* ASSIGNMENT
Please set down each of the lines below once more, exactly, omitting all pictures.

Source records:

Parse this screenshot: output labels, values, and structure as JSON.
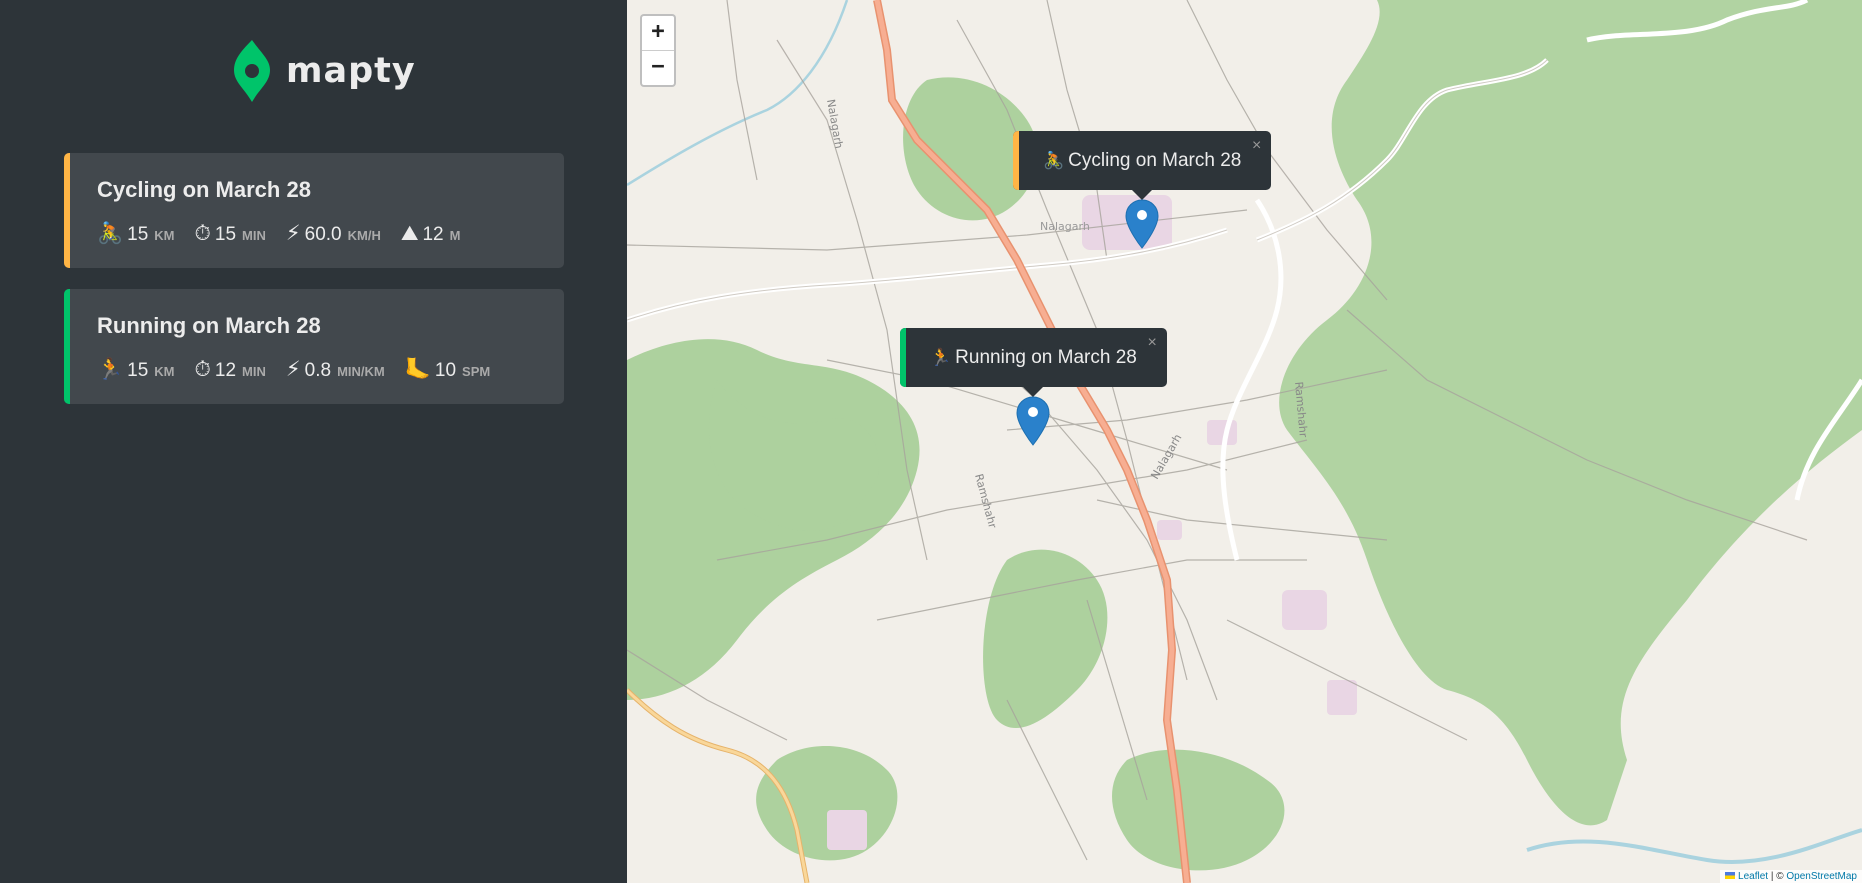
{
  "app": {
    "logo_text": "mapty",
    "logo_color": "#00c46a"
  },
  "workouts": [
    {
      "type": "cycling",
      "title": "Cycling on March 28",
      "accent": "#ffb545",
      "details": [
        {
          "icon": "bicycle-icon",
          "glyph": "🚴",
          "value": "15",
          "unit": "km"
        },
        {
          "icon": "stopwatch-icon",
          "glyph": "⏱",
          "value": "15",
          "unit": "min"
        },
        {
          "icon": "lightning-icon",
          "glyph": "⚡",
          "value": "60.0",
          "unit": "km/h"
        },
        {
          "icon": "mountain-icon",
          "glyph": "⛰",
          "value": "12",
          "unit": "m"
        }
      ]
    },
    {
      "type": "running",
      "title": "Running on March 28",
      "accent": "#00c46a",
      "details": [
        {
          "icon": "runner-icon",
          "glyph": "🏃",
          "value": "15",
          "unit": "km"
        },
        {
          "icon": "stopwatch-icon",
          "glyph": "⏱",
          "value": "12",
          "unit": "min"
        },
        {
          "icon": "lightning-icon",
          "glyph": "⚡",
          "value": "0.8",
          "unit": "min/km"
        },
        {
          "icon": "footprint-icon",
          "glyph": "🦶",
          "value": "10",
          "unit": "spm"
        }
      ]
    }
  ],
  "map": {
    "zoom_in": "+",
    "zoom_out": "−",
    "popups": [
      {
        "glyph": "🚴",
        "label": "Cycling on March 28",
        "close": "×"
      },
      {
        "glyph": "🏃",
        "label": "Running on March 28",
        "close": "×"
      }
    ],
    "labels": {
      "nalagarh_top": "Nalagarh",
      "nalagarh_town": "Nalagarh",
      "nalagarh_right": "Nalagarh",
      "ramshahr": "Ramshahr",
      "ramshahr_right": "Ramshahr"
    },
    "attribution": {
      "leaflet": "Leaflet",
      "separator": " | © ",
      "osm": "OpenStreetMap"
    },
    "colors": {
      "land": "#f2efe9",
      "forest": "#add19e",
      "main_road": "#f2a88a",
      "secondary_road": "#f7c98b",
      "water": "#aad3df",
      "marker": "#2a81cb"
    }
  }
}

* EXPECTED OUTPUT
Parse this screenshot: output labels, values, and structure as JSON.
{
  "app": {
    "logo_text": "mapty",
    "logo_color": "#00c46a"
  },
  "workouts": [
    {
      "type": "cycling",
      "title": "Cycling on March 28",
      "accent": "#ffb545",
      "details": [
        {
          "icon": "bicycle-icon",
          "glyph": "🚴",
          "value": "15",
          "unit": "km"
        },
        {
          "icon": "stopwatch-icon",
          "glyph": "⏱",
          "value": "15",
          "unit": "min"
        },
        {
          "icon": "lightning-icon",
          "glyph": "⚡",
          "value": "60.0",
          "unit": "km/h"
        },
        {
          "icon": "mountain-icon",
          "glyph": "⛰",
          "value": "12",
          "unit": "m"
        }
      ]
    },
    {
      "type": "running",
      "title": "Running on March 28",
      "accent": "#00c46a",
      "details": [
        {
          "icon": "runner-icon",
          "glyph": "🏃",
          "value": "15",
          "unit": "km"
        },
        {
          "icon": "stopwatch-icon",
          "glyph": "⏱",
          "value": "12",
          "unit": "min"
        },
        {
          "icon": "lightning-icon",
          "glyph": "⚡",
          "value": "0.8",
          "unit": "min/km"
        },
        {
          "icon": "footprint-icon",
          "glyph": "🦶",
          "value": "10",
          "unit": "spm"
        }
      ]
    }
  ],
  "map": {
    "zoom_in": "+",
    "zoom_out": "−",
    "popups": [
      {
        "glyph": "🚴",
        "label": "Cycling on March 28",
        "close": "×"
      },
      {
        "glyph": "🏃",
        "label": "Running on March 28",
        "close": "×"
      }
    ],
    "labels": {
      "nalagarh_top": "Nalagarh",
      "nalagarh_town": "Nalagarh",
      "nalagarh_right": "Nalagarh",
      "ramshahr": "Ramshahr",
      "ramshahr_right": "Ramshahr"
    },
    "attribution": {
      "leaflet": "Leaflet",
      "separator": " | © ",
      "osm": "OpenStreetMap"
    },
    "colors": {
      "land": "#f2efe9",
      "forest": "#add19e",
      "main_road": "#f2a88a",
      "secondary_road": "#f7c98b",
      "water": "#aad3df",
      "marker": "#2a81cb"
    }
  }
}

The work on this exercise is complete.